INSTRUCTIONS FOR THE TASK | Find every line containing the word "Notifications" in the records below; report only how many there are.

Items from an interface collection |
'''

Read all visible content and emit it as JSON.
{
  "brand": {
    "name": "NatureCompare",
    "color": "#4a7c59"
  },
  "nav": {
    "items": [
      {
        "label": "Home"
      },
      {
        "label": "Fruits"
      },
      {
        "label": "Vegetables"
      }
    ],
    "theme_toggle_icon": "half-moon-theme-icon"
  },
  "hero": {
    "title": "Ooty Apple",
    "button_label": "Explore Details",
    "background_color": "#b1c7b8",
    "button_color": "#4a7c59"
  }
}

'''
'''

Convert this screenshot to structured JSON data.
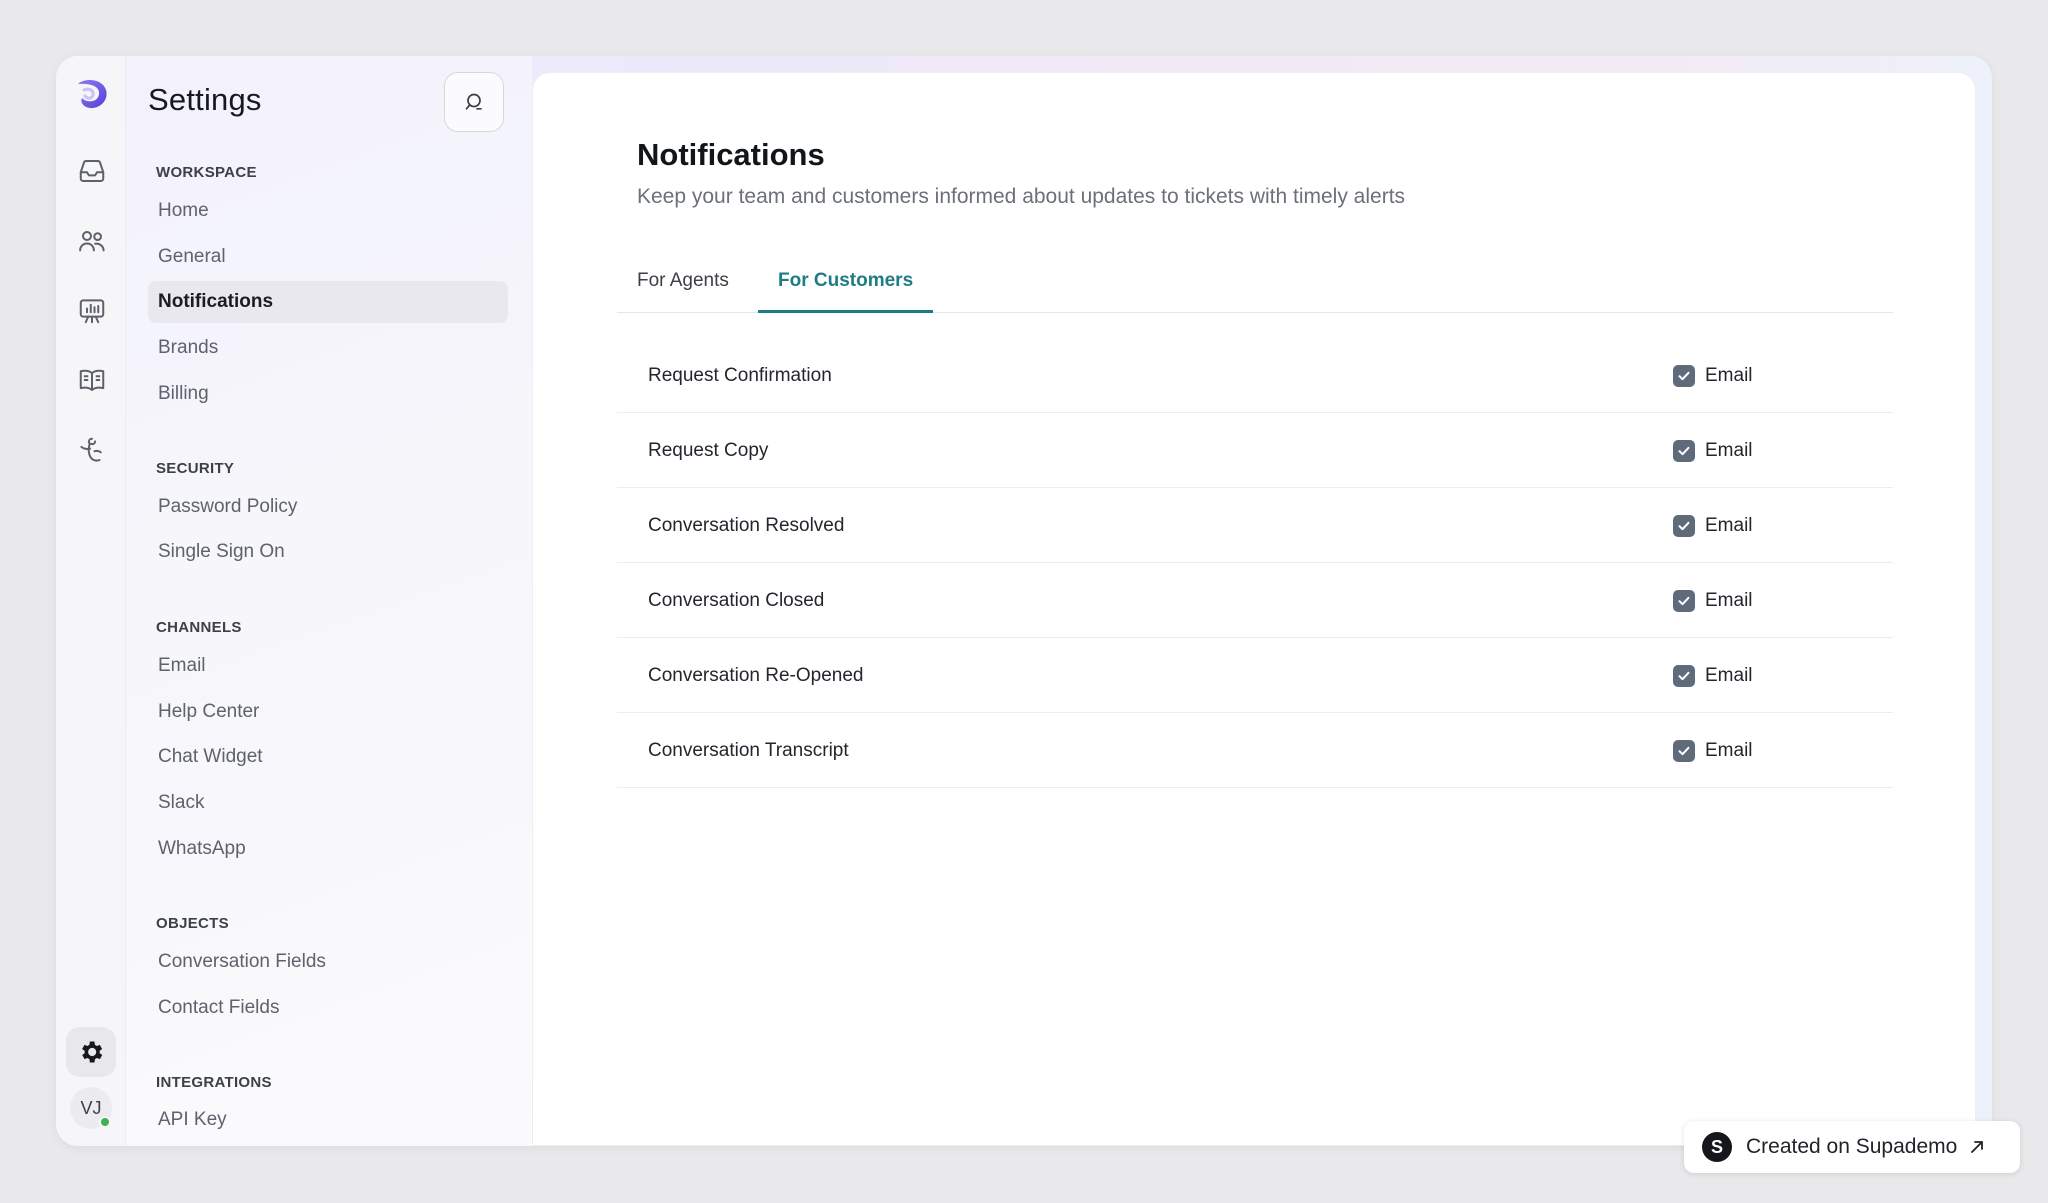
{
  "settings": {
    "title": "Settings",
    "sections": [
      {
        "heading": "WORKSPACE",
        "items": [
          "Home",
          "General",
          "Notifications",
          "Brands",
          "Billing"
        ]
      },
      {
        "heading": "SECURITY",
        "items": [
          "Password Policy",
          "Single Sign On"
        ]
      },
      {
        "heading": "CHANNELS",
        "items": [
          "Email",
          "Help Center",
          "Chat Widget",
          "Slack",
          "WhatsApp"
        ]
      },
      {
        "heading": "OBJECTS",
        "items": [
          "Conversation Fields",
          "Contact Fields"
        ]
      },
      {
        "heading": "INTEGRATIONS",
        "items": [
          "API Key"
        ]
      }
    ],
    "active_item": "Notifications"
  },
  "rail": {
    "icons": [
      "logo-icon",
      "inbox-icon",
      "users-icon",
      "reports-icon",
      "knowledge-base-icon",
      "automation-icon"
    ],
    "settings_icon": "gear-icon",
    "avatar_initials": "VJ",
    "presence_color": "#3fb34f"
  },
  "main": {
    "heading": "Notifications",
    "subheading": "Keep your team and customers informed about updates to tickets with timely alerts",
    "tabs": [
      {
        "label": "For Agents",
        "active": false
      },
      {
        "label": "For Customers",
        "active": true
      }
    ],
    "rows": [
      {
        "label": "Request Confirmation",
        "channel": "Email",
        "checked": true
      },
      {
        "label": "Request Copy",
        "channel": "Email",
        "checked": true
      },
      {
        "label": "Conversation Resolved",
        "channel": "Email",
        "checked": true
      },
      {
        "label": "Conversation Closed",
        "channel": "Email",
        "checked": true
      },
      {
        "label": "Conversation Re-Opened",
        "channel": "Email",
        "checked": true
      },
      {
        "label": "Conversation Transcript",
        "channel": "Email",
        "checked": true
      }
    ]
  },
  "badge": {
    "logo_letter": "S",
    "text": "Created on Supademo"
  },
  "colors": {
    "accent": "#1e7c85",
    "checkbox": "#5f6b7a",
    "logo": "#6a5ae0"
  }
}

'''

TASK ANSWER | 3